We could have borrowed beads from our parents’ dresser tops
or peeled faux mother of pearl buttons from our sweaters,

but immobile treasures bored us luxury was all in the pursuit
so we took the risk of dusk & thorns for fireflies, the barbs

suddenly lashing our shins & wrists because fireflies have no horns or teeth
or talons, & that means they seek the safety of briars until the right

female flickers the right combination from her abdomen, releasing the males
into the cool night air of this late June field. In this late June field

filled with rusting farm equipment, we were shadows among
darker shadows, these living jewels irresistible because of their here not

here here not here the six syllables of bioluminescence
crammed into a series of sparks & glitter. Here’s how to become rich

through death: by being eight years old. By being intoxicated
by June nights. By being unaware that this flashing in the thickets

is the simplest form of flirtation & defense. I didn’t know we were death
when we trapped the fireflies in Ball jars. I was thinking

we’d have pets for a quarter of an hour before we released them,
oblivious that jarring them meant that some would crush them

into amulets, rings, diadems, earrings, until my neighbor grabbed my hand
& squished an abdomen onto my ring finger. The previous summer,

the same neighbor tried to keep a small perch she’d pulled from the creek.
We’d watched it shimmy & dart, an opaline flash among the reeds,

till it snagged on her line. Then it sat in a bowl of water, bedroombound,
where it turned stagnant after searching for a safe corner

that wasn’t there. A week later it was belly up, its scales as crisp
as that summer night when someone tried to press another living ember

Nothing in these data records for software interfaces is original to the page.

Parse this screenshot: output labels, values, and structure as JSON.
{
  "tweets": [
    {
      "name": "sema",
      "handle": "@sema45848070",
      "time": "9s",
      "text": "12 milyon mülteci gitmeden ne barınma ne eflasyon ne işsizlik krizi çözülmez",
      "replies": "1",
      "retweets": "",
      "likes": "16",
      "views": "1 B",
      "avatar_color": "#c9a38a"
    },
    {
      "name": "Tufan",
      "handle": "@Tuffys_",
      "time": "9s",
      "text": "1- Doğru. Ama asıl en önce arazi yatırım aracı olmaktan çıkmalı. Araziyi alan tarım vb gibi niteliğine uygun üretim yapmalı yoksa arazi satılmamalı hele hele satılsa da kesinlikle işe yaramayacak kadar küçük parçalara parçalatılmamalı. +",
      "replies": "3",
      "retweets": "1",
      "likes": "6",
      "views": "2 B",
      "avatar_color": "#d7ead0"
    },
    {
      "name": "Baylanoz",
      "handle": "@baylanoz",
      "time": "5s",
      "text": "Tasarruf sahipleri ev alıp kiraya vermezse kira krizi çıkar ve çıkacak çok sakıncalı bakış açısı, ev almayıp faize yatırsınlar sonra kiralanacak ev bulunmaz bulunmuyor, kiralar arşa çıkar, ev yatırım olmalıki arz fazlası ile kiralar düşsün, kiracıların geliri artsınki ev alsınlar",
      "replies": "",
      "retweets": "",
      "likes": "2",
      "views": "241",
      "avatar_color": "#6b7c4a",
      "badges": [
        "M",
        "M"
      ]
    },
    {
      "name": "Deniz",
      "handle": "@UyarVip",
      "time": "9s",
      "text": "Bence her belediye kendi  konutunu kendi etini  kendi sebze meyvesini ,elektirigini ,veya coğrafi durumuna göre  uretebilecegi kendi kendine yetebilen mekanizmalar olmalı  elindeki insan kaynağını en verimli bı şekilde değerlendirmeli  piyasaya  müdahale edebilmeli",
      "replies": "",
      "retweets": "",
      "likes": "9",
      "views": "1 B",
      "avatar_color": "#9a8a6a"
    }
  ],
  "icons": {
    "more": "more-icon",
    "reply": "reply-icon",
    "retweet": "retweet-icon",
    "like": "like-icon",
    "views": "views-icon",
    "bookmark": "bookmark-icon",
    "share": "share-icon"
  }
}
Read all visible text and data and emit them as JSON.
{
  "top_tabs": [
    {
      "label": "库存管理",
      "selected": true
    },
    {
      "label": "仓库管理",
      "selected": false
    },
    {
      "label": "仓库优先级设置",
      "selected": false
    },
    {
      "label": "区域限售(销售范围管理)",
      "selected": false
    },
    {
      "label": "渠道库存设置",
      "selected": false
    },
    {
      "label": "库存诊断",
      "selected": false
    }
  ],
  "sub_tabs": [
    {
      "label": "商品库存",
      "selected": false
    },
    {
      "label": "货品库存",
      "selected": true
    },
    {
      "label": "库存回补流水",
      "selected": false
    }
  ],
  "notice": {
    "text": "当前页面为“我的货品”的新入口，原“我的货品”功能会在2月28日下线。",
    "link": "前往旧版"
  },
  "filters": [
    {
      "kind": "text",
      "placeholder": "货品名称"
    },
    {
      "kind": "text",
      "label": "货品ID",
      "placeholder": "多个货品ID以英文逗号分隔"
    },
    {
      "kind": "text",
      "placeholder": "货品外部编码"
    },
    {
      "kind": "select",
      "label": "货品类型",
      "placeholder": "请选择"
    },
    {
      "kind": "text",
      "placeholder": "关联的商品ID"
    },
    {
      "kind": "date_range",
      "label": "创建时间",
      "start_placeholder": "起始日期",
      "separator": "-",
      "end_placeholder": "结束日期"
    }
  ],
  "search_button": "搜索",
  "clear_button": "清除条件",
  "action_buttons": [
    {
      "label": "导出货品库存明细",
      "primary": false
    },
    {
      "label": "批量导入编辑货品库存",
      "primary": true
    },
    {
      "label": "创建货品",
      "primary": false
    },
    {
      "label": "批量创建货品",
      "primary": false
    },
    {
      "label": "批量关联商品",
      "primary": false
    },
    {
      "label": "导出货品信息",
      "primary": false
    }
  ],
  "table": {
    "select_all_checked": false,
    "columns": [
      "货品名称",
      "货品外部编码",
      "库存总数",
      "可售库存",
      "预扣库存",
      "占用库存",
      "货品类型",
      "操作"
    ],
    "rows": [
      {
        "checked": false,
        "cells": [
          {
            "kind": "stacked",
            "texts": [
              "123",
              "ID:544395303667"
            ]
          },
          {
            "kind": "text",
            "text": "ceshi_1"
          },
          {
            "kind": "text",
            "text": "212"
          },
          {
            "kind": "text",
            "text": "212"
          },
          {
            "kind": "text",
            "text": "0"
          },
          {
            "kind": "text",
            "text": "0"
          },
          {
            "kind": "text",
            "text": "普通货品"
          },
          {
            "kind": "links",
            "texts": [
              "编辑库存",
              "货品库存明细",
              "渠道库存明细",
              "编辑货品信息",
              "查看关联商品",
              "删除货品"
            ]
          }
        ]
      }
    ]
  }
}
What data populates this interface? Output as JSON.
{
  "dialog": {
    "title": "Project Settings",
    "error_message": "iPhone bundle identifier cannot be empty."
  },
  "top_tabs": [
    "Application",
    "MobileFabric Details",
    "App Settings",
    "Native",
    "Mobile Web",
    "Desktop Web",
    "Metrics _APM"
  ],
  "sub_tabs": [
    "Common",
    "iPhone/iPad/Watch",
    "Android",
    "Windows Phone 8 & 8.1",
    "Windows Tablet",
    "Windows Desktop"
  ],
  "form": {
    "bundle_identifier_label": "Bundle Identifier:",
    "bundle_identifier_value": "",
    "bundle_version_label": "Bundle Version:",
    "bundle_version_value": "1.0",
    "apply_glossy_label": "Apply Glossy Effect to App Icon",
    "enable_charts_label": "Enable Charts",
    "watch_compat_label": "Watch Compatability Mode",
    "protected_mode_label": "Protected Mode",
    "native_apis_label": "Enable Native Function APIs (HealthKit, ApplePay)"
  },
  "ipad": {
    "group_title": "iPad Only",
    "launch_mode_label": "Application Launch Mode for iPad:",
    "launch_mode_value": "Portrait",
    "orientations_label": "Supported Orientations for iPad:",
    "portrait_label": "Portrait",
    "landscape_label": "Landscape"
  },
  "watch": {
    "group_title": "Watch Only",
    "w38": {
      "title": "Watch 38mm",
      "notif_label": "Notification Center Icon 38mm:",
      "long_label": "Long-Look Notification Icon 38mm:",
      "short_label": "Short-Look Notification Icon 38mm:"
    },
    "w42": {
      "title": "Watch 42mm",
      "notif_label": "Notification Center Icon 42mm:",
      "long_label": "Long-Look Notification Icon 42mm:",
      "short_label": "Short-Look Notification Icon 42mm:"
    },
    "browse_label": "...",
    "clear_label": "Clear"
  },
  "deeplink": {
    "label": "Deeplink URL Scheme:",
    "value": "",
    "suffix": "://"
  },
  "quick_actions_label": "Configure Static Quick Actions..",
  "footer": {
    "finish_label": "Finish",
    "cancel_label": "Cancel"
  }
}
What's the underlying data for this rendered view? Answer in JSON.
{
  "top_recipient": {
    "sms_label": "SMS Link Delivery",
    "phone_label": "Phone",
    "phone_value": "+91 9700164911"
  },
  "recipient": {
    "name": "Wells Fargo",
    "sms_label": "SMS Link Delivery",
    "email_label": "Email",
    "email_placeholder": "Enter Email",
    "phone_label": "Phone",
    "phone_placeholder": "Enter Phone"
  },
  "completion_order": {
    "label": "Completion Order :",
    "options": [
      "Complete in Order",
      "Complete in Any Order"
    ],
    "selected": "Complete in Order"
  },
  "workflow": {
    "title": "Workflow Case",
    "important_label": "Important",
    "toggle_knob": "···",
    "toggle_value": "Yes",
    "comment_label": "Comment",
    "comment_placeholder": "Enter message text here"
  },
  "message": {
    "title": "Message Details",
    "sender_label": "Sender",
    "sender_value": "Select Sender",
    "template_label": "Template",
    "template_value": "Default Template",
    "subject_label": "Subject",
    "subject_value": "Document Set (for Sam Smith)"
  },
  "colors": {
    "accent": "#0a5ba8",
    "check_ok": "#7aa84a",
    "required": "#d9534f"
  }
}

onto my wrist. I flinched. Let me do it myself. & when they cupped the firefly
into my palm I turned & let it go, the light limping back into the darkness

where it belonged, leaving me as rich, as poor as any jewelless king.